It was pouring rain when we went to see Kilborn Cathedral. We had a good time exploring the Church. It was a beautiful Country church. The church was simular in many ways to the Cathedral in Helena. Lots of marble, stained glass, interesting statues and a nice place to hang out.
By the time we got out of the church it had stopped raining and the sun was shining. We decided to continue our exploration of Cootehill. This is a pretty sizable endeavor.
Cootehill is a fine example of an 18th century Ulster linen market town. Cootehill takes its name from the Coote family who acquired a large estate after the Cromwellian wars. The land had previously belonged to the O'Reilly clan. Cootehill developed from a small village dating from the late 17th century. Thomas Coote was a founding member of the Linen Board in Dublin and played a major role in encouraging the linen trade in Cootehill. The linen market grew rapidly throughout the 18th century. And by 1801 had become the sixth largest market for brown linen in Ulster.
Ok, back here now after a few commercial words from the "old coote." : ) The reason we are here is that Dad's grandmother was born here in Cootehill before emigrating to America at 11. As the youngest, she was orphaned at 2 when her family left her to go to Washington DC. She lived the next 9 years in an orphanage, which is long gone now. While walking along the railroad tracks one day, she found a substantial amount of money. She turned the money into the station master and he told her if no one claimed it, she could keep it. A month later, she was $100 richer and was able to emigrate to America in 1900 and find the rest of her family. Below is a picture of 3 generations of her descendants standing in the 'auld country.'
We thought we might find some of our descendents, so we stopped at a few of the cemeteries around here. They go back several generations.

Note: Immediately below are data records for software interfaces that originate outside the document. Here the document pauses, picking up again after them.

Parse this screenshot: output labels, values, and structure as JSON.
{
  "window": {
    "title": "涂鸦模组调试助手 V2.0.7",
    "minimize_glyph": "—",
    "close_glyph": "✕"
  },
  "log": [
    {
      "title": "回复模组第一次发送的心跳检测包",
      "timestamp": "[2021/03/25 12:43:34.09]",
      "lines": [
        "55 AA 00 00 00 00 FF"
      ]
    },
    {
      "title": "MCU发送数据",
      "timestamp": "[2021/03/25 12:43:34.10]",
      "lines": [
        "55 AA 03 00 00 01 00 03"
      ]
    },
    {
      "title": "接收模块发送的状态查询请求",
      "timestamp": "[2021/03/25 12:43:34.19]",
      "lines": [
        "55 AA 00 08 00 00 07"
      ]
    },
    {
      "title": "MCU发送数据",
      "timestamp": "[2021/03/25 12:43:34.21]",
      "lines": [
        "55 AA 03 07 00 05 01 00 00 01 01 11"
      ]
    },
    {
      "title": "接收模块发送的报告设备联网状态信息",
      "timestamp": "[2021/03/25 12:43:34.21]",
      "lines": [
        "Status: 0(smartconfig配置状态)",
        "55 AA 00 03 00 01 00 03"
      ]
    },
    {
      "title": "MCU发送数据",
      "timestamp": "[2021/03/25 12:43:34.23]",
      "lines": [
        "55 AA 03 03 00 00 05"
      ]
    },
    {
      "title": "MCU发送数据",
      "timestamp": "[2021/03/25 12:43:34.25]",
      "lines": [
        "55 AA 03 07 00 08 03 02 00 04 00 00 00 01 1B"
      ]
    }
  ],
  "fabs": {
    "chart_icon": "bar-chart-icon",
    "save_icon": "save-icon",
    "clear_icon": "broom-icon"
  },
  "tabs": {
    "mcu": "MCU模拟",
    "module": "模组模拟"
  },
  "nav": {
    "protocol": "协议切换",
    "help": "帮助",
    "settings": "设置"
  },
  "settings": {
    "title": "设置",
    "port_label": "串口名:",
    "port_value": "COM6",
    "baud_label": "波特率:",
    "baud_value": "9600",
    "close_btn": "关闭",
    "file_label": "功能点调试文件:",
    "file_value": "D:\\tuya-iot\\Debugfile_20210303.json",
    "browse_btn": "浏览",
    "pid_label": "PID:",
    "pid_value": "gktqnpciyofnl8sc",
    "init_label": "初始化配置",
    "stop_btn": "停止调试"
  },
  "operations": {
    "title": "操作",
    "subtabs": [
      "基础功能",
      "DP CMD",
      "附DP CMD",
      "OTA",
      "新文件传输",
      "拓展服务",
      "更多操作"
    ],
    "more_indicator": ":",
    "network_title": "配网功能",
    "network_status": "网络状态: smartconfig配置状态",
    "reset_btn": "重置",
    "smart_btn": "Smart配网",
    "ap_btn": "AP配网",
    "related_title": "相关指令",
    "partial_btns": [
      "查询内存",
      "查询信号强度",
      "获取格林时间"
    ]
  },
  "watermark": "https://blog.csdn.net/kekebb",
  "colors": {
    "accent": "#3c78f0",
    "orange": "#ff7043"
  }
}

While we didn't find any Kennedy's or Flynn's, we did find one Smythe (Grandma's last name) and a Swan (Cassie's family name).
Interesting times continue as we wandered the 3 streets in the thriving metropolis of Cootehill. The town didn't really wake up until after noon. As walked the sidewalks, we had no trouble finding open pubs, book makers and smoker's standing along the sidewalks. But anything interesting was closed on Mondays. As we walked Brendan started to get hungry. Just as he was saying that pizza sounded good, some foul odor came out of nowhere. All of a sudden food didn't sound so good after all.
We tried two different places to get a pizza only to learn that pizza is a food that is served in only two places here and not until after 5. And yet you can get a pint at 10am. Interesting... When we got back to the hotel, because really, it doesn't take that long to walk 3 streets, we went to check out the advertised spa with the massages, sauna and steamroom. And wouldn't you know, closed during the week. I'm beginning to think perhaps our timing is a bit off. So when in Rome (or Ireland as it were)...
As we walked we were treated to a kaleidoscope of weather. Threatening clouds dumped a ton of rain, then it was sunny. Just as I put on my sun glasses, we were once again got caught in a deluge. The weather here is just like Seattle, although a bit quicker on the changeup.
We drove all over to get the feel of this small town in Ireland that seems to be quite unspoiled by tourists. Cassie has been our Irish countryside photographer - it's been hard to get my white knuckles off the steering wheel or to see much more than the road in front of me.
I've asked Dad to start saying "correct" instead of right because everytime he says right I think I'm in the wrong lane! The hardest thing about driving here is trying to figure out which way the traffic is coming from. Thankfully I'm getting a chance to learn in a pretty sleepy town. It's all hands on deck when it comes to driving. We've got someone handling the GPS, someone with a road map and one managing the air conditioning controls inthe car. Later we'll post a picture of all of us squashed into the car. I got the biggest car we could and it still feels like a Barney Rubble car when all of us and our stuff is squashed in.
The lanes are very small here and I always feels like I'm going to clip my left front bumper on something. Apparently so do my passengers. The cries of right, right, right! remind me that I might be a wee bit off course. I am reminded at every turn that I need to be in the left lane. Driving in Europe is a team sport! After driving on the roads in America, these cars, small as they are, seem very close. Cassie got this picture which is pretty indicative of the whole driving experience. White knuckled complete and total focus.